There's a reason why in the LOCKSS system that Vicky Reich & I designed nearly two decades ago each library's LOCKSS box gets its own copy of the journals from the publisher under its own subscription agreement. Subsequently, the box proves to other boxes that they have the same content, so that copying content from one to another to repair damage isn't creating a new, leaked copy. In a collaboration where one partner is responsible for ingesting content, and providing access to the other partners, new leaked copies are being created, potentially violating copyright, and used, potentially violating the EULA.
Even if the law were both clear and sensible, this would be tricky. As things are it is too hard to deal with. In the meantime, the best we can do is to define, promulgate, and adhere to reasonable "best practices". And to lobby the Copyright Office for exemptions, as the MADE (Museum of Arts and Digital Entertainment) and Public Knowledge are doing. They are asking for an exemption to allow museums and archives to run servers for abandoned online multi- and single-player games.
BusinessIn my panel presentation at the 2016 iPRES I said:
Is there a business model to support emulation services? This picture is very discouraging. Someone is going to have to pay the cost of emulation. As Rhizome found when the Theresa Duncan CD-ROMs went viral, if the end user doesn't pay there can be budget crises. If the end user does pay, its a significant barrier to use, and it starts looking like it is depriving the vendor of income. Some vendors might agree to cost-recovery charging. But typically there are multiple vendors involved. Consider emulating an old Autodesk on Windows environment. That is two vendors. Do they both agree to the principle of cost-recovery, and to the amount of cost-recovery?Somehow, all three phases of preservation need to be paid for:
- Ingest: is expensive and, obviously, has to be paid up-front. That makes it look like a capital investment. The return on the investment will be in the form of future accesses, which are uncertain.

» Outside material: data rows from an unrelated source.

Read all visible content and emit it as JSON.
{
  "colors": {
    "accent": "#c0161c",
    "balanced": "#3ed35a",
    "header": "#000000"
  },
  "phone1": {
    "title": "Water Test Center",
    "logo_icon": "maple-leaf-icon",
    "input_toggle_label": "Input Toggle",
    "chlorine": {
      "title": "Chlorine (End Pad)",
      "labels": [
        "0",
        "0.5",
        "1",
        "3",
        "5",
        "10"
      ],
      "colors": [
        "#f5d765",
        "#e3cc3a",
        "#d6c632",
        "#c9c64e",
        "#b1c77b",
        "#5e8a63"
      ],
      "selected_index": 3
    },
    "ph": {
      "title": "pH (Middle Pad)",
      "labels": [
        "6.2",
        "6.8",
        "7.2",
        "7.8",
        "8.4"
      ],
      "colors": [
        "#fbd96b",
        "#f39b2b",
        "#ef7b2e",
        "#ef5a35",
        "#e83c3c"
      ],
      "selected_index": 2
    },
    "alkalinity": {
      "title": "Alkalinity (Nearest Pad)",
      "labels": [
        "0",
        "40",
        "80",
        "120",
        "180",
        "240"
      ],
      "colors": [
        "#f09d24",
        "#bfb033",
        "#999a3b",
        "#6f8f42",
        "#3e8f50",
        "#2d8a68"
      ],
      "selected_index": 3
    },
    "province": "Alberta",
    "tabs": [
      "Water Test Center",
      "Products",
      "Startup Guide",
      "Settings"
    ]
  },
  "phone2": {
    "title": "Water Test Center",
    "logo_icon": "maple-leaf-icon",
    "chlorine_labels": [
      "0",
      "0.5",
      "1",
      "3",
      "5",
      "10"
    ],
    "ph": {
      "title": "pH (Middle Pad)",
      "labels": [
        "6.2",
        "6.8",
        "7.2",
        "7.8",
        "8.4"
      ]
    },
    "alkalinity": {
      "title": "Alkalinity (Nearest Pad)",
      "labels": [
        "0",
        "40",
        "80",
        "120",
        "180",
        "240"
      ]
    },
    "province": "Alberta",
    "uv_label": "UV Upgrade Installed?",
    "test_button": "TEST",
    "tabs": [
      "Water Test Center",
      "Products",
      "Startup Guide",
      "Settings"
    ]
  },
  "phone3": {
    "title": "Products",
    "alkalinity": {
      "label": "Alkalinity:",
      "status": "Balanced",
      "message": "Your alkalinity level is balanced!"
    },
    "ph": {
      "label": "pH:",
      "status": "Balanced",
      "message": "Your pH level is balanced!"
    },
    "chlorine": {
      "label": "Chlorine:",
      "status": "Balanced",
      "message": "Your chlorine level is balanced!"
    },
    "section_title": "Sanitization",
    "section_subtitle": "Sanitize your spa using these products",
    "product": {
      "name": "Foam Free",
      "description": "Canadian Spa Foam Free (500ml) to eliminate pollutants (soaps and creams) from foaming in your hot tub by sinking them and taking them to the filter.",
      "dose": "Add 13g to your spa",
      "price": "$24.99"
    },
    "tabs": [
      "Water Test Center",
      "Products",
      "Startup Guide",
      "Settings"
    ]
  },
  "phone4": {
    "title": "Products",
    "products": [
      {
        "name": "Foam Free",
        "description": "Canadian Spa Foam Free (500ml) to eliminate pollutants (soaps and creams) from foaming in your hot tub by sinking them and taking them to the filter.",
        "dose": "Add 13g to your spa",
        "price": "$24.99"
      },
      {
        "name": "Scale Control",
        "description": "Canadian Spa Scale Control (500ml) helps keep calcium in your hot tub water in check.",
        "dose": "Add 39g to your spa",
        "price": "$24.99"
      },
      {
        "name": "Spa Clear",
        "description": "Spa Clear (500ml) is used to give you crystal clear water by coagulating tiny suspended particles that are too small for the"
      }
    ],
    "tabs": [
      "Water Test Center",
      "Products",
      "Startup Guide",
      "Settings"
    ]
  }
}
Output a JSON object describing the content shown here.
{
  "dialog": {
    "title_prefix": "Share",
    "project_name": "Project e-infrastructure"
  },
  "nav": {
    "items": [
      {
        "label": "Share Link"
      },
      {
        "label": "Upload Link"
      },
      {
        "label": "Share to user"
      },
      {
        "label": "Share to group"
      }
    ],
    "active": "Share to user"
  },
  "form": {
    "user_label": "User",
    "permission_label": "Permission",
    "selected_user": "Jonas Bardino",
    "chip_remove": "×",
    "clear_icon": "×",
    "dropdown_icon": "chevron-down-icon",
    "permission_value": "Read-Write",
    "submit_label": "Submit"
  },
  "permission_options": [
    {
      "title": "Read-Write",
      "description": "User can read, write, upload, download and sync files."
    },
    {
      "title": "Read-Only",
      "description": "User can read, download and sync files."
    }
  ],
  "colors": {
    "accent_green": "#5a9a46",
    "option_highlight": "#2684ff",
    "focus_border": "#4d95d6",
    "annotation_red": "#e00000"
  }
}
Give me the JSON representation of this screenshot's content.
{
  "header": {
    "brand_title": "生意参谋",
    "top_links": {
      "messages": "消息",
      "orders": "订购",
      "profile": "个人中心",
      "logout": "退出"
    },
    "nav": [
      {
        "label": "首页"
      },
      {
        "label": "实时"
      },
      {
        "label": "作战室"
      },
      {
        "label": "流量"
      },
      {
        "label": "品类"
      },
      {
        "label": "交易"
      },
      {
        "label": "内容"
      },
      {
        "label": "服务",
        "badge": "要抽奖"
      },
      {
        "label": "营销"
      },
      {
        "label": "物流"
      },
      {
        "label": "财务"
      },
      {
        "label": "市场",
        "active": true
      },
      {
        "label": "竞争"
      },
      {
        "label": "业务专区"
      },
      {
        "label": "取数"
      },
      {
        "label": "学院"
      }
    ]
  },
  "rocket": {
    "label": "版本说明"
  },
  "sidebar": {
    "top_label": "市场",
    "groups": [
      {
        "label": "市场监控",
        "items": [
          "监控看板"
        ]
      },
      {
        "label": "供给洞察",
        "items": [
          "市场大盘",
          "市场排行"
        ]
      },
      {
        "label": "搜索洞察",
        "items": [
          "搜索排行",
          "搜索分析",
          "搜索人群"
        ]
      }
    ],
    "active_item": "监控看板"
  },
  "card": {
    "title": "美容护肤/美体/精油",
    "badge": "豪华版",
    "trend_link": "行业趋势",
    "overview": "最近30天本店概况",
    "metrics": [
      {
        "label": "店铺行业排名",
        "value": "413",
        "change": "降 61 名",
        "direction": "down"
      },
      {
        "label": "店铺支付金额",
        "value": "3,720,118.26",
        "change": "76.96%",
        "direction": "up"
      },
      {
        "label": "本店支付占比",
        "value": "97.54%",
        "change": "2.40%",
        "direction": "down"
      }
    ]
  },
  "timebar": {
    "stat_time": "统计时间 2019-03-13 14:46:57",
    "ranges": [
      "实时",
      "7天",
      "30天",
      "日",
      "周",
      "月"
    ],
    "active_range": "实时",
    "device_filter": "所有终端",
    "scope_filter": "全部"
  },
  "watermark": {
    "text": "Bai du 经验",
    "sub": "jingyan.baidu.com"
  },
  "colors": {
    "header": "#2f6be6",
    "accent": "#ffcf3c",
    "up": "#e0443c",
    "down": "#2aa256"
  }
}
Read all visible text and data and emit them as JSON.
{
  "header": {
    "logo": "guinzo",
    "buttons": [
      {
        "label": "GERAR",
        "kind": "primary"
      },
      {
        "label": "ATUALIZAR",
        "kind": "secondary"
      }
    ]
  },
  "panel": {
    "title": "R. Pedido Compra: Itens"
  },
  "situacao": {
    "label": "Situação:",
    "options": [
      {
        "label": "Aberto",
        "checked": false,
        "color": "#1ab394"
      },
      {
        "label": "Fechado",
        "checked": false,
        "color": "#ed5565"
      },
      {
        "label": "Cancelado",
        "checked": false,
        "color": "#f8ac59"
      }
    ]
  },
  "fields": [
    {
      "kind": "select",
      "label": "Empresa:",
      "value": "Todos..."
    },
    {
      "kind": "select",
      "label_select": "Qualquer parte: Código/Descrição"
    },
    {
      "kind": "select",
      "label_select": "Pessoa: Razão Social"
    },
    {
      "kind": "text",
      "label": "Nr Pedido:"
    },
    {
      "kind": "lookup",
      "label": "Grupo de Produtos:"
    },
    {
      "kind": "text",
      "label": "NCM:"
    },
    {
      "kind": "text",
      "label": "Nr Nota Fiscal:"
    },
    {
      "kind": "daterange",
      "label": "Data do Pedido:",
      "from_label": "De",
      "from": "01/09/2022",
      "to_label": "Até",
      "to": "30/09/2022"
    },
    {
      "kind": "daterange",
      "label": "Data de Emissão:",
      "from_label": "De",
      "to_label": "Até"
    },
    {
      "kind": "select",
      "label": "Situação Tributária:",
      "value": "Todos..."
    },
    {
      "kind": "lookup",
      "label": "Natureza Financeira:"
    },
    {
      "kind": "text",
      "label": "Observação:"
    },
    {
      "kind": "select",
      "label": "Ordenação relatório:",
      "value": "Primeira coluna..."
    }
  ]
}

This makes it hard to justify, leading to skimping on the expensive parts, such as metadata generation, which leads to less access, which leads to less justification for ingest.
- Preservation: may not be that expensive each year, but it is an on-going cost whose total is hard to predict.
- Dissemination: is typically not expensive but it can spike if the content gets popular, as it did with Rhizome's Theresa Duncan CDs. You only discover the cost after its too late to plan for it.